> **Exercise objective**
Please return the records below exactly as they stand.

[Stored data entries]

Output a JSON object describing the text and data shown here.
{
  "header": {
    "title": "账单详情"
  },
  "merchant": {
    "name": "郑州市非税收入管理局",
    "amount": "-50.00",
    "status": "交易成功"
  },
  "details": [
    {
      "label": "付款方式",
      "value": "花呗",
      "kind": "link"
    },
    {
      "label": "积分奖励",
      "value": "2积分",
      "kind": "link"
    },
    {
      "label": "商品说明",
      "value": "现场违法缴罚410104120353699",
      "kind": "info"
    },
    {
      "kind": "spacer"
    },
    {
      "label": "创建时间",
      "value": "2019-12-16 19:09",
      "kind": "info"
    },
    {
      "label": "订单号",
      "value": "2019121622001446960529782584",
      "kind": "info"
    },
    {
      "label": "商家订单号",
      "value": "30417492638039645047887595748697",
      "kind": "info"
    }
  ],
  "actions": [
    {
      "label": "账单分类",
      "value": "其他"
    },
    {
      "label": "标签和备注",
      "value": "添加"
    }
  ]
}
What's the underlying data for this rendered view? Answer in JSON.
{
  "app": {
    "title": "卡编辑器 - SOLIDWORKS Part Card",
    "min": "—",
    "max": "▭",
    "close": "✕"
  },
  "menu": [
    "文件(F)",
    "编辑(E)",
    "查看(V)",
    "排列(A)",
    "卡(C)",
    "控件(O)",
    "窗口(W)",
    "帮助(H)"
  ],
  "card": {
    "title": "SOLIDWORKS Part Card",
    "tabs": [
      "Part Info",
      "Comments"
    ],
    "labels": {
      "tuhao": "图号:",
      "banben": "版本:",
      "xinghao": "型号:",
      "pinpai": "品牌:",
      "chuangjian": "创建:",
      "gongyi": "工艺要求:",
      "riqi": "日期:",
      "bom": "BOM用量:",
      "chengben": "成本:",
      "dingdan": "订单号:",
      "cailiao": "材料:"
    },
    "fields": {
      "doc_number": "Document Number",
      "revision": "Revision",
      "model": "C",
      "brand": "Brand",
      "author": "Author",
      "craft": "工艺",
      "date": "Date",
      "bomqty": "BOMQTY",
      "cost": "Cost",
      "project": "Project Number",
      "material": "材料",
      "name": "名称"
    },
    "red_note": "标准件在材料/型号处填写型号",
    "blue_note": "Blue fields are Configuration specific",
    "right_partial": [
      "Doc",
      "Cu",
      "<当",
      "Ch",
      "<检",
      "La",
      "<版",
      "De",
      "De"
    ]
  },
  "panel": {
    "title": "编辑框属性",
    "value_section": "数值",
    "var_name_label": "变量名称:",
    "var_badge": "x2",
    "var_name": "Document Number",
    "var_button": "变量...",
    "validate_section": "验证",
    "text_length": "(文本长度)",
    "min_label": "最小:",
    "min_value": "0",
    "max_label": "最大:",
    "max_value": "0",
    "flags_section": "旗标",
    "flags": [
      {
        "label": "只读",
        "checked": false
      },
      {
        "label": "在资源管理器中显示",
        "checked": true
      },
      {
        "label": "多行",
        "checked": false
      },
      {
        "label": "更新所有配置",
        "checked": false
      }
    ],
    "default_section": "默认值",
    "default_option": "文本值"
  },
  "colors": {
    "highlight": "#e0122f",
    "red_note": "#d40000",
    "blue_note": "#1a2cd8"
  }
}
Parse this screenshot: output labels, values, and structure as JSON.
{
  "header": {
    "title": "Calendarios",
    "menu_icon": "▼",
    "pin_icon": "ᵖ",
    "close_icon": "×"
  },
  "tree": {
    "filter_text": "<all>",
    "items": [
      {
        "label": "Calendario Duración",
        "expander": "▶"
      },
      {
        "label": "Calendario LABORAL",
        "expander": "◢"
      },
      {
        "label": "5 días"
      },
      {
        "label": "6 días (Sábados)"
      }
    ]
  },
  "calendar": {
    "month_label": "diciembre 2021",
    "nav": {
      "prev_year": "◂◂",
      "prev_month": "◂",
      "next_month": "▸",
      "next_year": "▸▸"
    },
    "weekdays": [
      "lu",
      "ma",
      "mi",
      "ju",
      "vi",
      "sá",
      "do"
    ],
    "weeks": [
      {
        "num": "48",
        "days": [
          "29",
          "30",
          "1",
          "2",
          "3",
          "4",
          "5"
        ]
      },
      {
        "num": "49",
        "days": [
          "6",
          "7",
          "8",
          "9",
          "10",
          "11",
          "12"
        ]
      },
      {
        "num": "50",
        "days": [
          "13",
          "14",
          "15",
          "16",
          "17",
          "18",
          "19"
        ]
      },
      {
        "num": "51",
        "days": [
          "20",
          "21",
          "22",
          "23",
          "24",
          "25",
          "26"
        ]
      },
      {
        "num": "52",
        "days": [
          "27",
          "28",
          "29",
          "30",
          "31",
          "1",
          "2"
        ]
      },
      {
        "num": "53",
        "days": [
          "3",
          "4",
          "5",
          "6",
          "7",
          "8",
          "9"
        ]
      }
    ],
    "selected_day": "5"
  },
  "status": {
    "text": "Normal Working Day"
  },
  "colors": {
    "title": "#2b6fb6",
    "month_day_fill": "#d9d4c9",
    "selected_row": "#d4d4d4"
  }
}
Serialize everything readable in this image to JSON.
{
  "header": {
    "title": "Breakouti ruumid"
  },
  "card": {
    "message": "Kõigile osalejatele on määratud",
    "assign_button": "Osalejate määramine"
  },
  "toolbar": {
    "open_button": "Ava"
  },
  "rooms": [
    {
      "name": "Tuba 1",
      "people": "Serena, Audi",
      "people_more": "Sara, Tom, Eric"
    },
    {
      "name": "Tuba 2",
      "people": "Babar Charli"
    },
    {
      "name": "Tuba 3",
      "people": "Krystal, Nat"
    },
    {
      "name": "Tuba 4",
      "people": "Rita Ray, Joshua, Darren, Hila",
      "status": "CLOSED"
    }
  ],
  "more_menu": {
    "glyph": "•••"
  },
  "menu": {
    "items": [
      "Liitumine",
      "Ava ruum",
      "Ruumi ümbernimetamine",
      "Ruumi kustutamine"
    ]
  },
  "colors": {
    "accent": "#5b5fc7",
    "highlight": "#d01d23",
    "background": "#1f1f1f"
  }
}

> **Answer to the exercise**
Output a JSON object describing the text and data shown here.
{
  "header": {
    "title": "账单详情"
  },
  "merchant": {
    "name": "郑州市非税收入管理局",
    "amount": "-50.00",
    "status": "交易成功"
  },
  "details": [
    {
      "label": "付款方式",
      "value": "花呗",
      "kind": "link"
    },
    {
      "label": "积分奖励",
      "value": "2积分",
      "kind": "link"
    },
    {
      "label": "商品说明",
      "value": "现场违法缴罚410104120353699",
      "kind": "info"
    },
    {
      "kind": "spacer"
    },
    {
      "label": "创建时间",
      "value": "2019-12-16 19:09",
      "kind": "info"
    },
    {
      "label": "订单号",
      "value": "2019121622001446960529782584",
      "kind": "info"
    },
    {
      "label": "商家订单号",
      "value": "30417492638039645047887595748697",
      "kind": "info"
    }
  ],
  "actions": [
    {
      "label": "账单分类",
      "value": "其他"
    },
    {
      "label": "标签和备注",
      "value": "添加"
    }
  ]
}
What's the underlying data for this rendered view? Answer in JSON.
{
  "app": {
    "title": "卡编辑器 - SOLIDWORKS Part Card",
    "min": "—",
    "max": "▭",
    "close": "✕"
  },
  "menu": [
    "文件(F)",
    "编辑(E)",
    "查看(V)",
    "排列(A)",
    "卡(C)",
    "控件(O)",
    "窗口(W)",
    "帮助(H)"
  ],
  "card": {
    "title": "SOLIDWORKS Part Card",
    "tabs": [
      "Part Info",
      "Comments"
    ],
    "labels": {
      "tuhao": "图号:",
      "banben": "版本:",
      "xinghao": "型号:",
      "pinpai": "品牌:",
      "chuangjian": "创建:",
      "gongyi": "工艺要求:",
      "riqi": "日期:",
      "bom": "BOM用量:",
      "chengben": "成本:",
      "dingdan": "订单号:",
      "cailiao": "材料:"
    },
    "fields": {
      "doc_number": "Document Number",
      "revision": "Revision",
      "model": "C",
      "brand": "Brand",
      "author": "Author",
      "craft": "工艺",
      "date": "Date",
      "bomqty": "BOMQTY",
      "cost": "Cost",
      "project": "Project Number",
      "material": "材料",
      "name": "名称"
    },
    "red_note": "标准件在材料/型号处填写型号",
    "blue_note": "Blue fields are Configuration specific",
    "right_partial": [
      "Doc",
      "Cu",
      "<当",
      "Ch",
      "<检",
      "La",
      "<版",
      "De",
      "De"
    ]
  },
  "panel": {
    "title": "编辑框属性",
    "value_section": "数值",
    "var_name_label": "变量名称:",
    "var_badge": "x2",
    "var_name": "Document Number",
    "var_button": "变量...",
    "validate_section": "验证",
    "text_length": "(文本长度)",
    "min_label": "最小:",
    "min_value": "0",
    "max_label": "最大:",
    "max_value": "0",
    "flags_section": "旗标",
    "flags": [
      {
        "label": "只读",
        "checked": false
      },
      {
        "label": "在资源管理器中显示",
        "checked": true
      },
      {
        "label": "多行",
        "checked": false
      },
      {
        "label": "更新所有配置",
        "checked": false
      }
    ],
    "default_section": "默认值",
    "default_option": "文本值"
  },
  "colors": {
    "highlight": "#e0122f",
    "red_note": "#d40000",
    "blue_note": "#1a2cd8"
  }
}
Parse this screenshot: output labels, values, and structure as JSON.
{
  "header": {
    "title": "Calendarios",
    "menu_icon": "▼",
    "pin_icon": "ᵖ",
    "close_icon": "×"
  },
  "tree": {
    "filter_text": "<all>",
    "items": [
      {
        "label": "Calendario Duración",
        "expander": "▶"
      },
      {
        "label": "Calendario LABORAL",
        "expander": "◢"
      },
      {
        "label": "5 días"
      },
      {
        "label": "6 días (Sábados)"
      }
    ]
  },
  "calendar": {
    "month_label": "diciembre 2021",
    "nav": {
      "prev_year": "◂◂",
      "prev_month": "◂",
      "next_month": "▸",
      "next_year": "▸▸"
    },
    "weekdays": [
      "lu",
      "ma",
      "mi",
      "ju",
      "vi",
      "sá",
      "do"
    ],
    "weeks": [
      {
        "num": "48",
        "days": [
          "29",
          "30",
          "1",
          "2",
          "3",
          "4",
          "5"
        ]
      },
      {
        "num": "49",
        "days": [
          "6",
          "7",
          "8",
          "9",
          "10",
          "11",
          "12"
        ]
      },
      {
        "num": "50",
        "days": [
          "13",
          "14",
          "15",
          "16",
          "17",
          "18",
          "19"
        ]
      },
      {
        "num": "51",
        "days": [
          "20",
          "21",
          "22",
          "23",
          "24",
          "25",
          "26"
        ]
      },
      {
        "num": "52",
        "days": [
          "27",
          "28",
          "29",
          "30",
          "31",
          "1",
          "2"
        ]
      },
      {
        "num": "53",
        "days": [
          "3",
          "4",
          "5",
          "6",
          "7",
          "8",
          "9"
        ]
      }
    ],
    "selected_day": "5"
  },
  "status": {
    "text": "Normal Working Day"
  },
  "colors": {
    "title": "#2b6fb6",
    "month_day_fill": "#d9d4c9",
    "selected_row": "#d4d4d4"
  }
}
Serialize everything readable in this image to JSON.
{
  "header": {
    "title": "Breakouti ruumid"
  },
  "card": {
    "message": "Kõigile osalejatele on määratud",
    "assign_button": "Osalejate määramine"
  },
  "toolbar": {
    "open_button": "Ava"
  },
  "rooms": [
    {
      "name": "Tuba 1",
      "people": "Serena, Audi",
      "people_more": "Sara, Tom, Eric"
    },
    {
      "name": "Tuba 2",
      "people": "Babar Charli"
    },
    {
      "name": "Tuba 3",
      "people": "Krystal, Nat"
    },
    {
      "name": "Tuba 4",
      "people": "Rita Ray, Joshua, Darren, Hila",
      "status": "CLOSED"
    }
  ],
  "more_menu": {
    "glyph": "•••"
  },
  "menu": {
    "items": [
      "Liitumine",
      "Ava ruum",
      "Ruumi ümbernimetamine",
      "Ruumi kustutamine"
    ]
  },
  "colors": {
    "accent": "#5b5fc7",
    "highlight": "#d01d23",
    "background": "#1f1f1f"
  }
}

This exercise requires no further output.